Dataset rows describing interfaces:

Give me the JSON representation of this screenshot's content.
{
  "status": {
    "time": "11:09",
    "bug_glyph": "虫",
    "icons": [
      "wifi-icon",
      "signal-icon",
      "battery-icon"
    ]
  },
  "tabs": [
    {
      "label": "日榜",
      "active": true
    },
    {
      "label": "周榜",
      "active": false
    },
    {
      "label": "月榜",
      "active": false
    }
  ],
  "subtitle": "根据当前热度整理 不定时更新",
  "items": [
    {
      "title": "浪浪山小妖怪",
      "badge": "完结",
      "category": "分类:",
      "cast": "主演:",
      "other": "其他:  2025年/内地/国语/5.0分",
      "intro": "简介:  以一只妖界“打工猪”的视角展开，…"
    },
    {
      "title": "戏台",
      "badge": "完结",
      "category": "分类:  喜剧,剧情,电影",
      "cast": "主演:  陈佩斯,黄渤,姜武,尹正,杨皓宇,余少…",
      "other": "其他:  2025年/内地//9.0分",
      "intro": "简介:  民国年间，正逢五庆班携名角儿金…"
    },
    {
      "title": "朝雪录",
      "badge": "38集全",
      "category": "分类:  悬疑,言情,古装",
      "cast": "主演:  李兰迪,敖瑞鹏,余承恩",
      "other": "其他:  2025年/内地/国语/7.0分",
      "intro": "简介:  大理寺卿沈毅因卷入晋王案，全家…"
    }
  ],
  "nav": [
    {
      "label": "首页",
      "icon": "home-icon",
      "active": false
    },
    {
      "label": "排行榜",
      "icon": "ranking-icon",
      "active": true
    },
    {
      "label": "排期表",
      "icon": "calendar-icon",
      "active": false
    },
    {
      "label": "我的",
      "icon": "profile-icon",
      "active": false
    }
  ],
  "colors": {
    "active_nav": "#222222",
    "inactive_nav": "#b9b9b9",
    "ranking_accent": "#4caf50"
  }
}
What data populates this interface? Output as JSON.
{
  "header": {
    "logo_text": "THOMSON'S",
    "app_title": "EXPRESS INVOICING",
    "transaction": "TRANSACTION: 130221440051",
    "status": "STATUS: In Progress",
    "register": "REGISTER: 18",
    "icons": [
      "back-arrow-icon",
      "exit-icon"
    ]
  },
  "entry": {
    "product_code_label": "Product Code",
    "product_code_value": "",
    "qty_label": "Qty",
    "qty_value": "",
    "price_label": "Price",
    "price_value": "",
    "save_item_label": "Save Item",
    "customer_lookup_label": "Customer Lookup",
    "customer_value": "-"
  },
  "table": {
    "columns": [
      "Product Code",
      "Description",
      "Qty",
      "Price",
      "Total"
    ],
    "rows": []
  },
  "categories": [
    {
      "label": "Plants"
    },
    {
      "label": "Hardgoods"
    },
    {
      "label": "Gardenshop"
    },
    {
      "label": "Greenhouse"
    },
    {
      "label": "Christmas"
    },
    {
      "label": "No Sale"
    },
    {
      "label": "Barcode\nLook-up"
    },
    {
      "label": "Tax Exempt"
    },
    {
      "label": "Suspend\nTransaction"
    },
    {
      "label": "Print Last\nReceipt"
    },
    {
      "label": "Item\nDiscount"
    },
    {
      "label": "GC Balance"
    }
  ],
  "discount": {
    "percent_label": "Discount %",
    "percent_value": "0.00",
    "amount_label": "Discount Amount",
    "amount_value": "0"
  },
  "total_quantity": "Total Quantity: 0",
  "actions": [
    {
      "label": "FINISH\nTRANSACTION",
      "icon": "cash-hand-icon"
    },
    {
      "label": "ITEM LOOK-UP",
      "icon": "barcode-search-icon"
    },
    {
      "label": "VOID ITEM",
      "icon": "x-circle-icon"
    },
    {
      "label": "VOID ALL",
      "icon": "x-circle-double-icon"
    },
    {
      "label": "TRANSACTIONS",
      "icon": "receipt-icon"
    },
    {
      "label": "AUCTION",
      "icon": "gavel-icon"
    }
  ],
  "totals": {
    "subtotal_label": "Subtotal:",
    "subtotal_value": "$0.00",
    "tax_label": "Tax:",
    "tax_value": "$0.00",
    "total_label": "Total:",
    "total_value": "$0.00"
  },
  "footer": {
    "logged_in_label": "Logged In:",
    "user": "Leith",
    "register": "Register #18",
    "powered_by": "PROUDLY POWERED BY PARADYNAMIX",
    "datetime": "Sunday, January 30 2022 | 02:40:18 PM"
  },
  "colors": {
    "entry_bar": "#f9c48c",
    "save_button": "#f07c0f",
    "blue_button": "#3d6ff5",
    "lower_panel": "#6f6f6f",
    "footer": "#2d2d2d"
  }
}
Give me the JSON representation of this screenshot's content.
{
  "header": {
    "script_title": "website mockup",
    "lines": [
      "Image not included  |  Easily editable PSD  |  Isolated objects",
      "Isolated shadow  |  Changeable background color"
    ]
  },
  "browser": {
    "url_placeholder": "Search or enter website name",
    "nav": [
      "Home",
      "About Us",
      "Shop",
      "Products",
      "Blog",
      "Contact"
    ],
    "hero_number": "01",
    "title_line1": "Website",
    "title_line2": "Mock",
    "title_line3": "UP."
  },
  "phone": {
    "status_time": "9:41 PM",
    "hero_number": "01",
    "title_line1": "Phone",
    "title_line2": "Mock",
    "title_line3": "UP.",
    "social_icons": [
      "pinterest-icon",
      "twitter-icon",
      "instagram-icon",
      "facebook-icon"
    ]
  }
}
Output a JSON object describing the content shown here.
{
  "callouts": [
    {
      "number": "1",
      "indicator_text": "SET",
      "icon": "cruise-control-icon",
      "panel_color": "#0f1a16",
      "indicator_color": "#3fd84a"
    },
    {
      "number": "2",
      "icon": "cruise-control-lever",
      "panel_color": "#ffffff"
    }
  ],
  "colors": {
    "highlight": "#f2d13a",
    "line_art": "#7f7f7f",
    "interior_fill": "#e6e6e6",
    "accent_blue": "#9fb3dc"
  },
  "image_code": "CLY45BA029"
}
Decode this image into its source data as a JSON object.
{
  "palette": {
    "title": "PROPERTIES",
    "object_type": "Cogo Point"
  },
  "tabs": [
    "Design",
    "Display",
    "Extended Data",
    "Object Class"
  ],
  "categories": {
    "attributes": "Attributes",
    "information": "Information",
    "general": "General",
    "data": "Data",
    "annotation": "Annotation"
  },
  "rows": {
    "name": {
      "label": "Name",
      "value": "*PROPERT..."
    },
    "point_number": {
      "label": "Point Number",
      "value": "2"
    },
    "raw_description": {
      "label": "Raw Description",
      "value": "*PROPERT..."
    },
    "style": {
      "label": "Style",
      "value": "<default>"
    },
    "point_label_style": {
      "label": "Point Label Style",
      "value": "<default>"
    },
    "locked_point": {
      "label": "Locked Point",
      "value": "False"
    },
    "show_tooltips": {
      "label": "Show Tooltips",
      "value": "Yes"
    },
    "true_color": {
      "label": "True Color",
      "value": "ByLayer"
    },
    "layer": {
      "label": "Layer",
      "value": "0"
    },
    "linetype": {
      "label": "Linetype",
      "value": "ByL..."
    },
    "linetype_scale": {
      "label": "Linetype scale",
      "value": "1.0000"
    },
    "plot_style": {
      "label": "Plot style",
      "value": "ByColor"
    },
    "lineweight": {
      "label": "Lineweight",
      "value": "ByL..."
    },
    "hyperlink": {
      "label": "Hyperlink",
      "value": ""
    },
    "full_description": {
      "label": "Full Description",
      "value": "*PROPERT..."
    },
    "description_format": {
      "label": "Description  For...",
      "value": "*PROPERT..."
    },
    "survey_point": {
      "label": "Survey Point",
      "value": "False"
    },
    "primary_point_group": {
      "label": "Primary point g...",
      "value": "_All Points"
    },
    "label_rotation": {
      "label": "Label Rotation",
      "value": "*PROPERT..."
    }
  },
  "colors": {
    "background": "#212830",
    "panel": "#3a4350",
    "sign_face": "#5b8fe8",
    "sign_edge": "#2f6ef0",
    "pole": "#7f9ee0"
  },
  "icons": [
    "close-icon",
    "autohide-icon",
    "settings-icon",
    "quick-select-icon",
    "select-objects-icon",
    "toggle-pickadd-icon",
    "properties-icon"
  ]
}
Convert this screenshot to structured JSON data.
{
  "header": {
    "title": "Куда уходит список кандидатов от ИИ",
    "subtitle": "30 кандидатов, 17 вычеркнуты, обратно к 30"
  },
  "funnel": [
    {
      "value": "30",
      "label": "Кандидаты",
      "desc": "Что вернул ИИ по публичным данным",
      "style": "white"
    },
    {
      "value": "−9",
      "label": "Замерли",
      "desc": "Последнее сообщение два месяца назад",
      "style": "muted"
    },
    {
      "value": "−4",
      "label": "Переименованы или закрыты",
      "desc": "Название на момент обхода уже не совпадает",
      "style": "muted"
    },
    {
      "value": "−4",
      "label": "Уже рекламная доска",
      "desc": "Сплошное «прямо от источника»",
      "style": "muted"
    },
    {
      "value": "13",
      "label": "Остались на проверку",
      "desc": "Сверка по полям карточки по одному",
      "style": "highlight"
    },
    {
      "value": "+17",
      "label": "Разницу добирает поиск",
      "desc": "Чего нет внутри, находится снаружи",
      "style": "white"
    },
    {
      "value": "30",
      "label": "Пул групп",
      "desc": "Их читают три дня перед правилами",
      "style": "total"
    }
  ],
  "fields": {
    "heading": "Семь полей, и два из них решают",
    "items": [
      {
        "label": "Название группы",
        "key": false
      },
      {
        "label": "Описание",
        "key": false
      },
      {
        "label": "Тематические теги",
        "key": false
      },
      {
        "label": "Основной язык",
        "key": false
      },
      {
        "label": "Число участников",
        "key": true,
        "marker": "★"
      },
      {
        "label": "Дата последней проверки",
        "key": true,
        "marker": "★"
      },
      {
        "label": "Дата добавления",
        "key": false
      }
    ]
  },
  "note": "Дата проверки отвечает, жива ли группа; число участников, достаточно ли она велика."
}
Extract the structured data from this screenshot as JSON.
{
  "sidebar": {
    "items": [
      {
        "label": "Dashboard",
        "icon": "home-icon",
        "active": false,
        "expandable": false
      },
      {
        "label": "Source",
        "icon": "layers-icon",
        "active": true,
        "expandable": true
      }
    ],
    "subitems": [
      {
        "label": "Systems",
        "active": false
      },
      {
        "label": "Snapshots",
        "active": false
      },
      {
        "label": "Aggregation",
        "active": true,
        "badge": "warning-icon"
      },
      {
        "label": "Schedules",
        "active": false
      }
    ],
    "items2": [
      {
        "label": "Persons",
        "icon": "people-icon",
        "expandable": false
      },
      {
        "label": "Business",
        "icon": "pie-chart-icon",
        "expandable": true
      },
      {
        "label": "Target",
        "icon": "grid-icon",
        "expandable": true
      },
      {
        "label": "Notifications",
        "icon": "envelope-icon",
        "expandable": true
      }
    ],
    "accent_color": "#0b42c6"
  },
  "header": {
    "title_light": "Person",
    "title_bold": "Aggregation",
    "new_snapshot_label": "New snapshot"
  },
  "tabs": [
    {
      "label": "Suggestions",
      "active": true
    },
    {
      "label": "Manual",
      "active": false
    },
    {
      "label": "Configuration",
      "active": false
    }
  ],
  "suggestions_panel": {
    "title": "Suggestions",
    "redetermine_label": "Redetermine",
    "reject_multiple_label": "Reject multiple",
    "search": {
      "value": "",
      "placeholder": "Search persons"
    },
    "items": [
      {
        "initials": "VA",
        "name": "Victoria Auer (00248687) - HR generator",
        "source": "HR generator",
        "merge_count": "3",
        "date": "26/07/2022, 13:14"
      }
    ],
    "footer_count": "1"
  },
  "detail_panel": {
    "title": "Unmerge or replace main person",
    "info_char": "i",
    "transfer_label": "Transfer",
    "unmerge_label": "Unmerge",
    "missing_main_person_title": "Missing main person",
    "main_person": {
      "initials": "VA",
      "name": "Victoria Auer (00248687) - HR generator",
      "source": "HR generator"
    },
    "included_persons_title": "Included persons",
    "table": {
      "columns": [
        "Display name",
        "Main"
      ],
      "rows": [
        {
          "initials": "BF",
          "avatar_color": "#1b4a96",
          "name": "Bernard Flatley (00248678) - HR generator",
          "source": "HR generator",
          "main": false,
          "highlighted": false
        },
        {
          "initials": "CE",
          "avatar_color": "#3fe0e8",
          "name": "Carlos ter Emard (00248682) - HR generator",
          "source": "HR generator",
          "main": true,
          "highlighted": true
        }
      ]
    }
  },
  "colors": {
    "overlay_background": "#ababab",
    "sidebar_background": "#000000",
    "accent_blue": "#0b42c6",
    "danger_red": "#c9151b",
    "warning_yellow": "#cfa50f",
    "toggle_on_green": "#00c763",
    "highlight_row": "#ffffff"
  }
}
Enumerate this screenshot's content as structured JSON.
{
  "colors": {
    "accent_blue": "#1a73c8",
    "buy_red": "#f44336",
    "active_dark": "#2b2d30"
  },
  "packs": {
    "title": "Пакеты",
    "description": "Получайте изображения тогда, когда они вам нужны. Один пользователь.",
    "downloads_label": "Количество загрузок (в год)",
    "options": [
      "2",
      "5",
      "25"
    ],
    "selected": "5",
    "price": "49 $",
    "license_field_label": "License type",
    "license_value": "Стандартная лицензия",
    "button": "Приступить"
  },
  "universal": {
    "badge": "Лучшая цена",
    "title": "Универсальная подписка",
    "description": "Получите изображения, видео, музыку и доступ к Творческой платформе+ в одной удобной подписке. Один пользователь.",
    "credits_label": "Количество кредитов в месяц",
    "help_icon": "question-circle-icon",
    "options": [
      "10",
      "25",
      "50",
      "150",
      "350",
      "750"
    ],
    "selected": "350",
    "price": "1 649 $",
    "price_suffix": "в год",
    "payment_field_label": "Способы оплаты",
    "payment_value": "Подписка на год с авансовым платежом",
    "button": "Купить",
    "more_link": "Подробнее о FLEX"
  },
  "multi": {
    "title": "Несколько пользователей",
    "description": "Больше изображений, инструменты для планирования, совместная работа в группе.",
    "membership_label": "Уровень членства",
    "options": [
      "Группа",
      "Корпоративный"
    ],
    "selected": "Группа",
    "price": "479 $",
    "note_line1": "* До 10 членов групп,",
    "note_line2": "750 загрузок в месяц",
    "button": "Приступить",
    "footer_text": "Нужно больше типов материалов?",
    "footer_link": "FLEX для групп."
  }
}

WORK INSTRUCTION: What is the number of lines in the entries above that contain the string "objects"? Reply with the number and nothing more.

SOLUTION TO THIS TASK: 2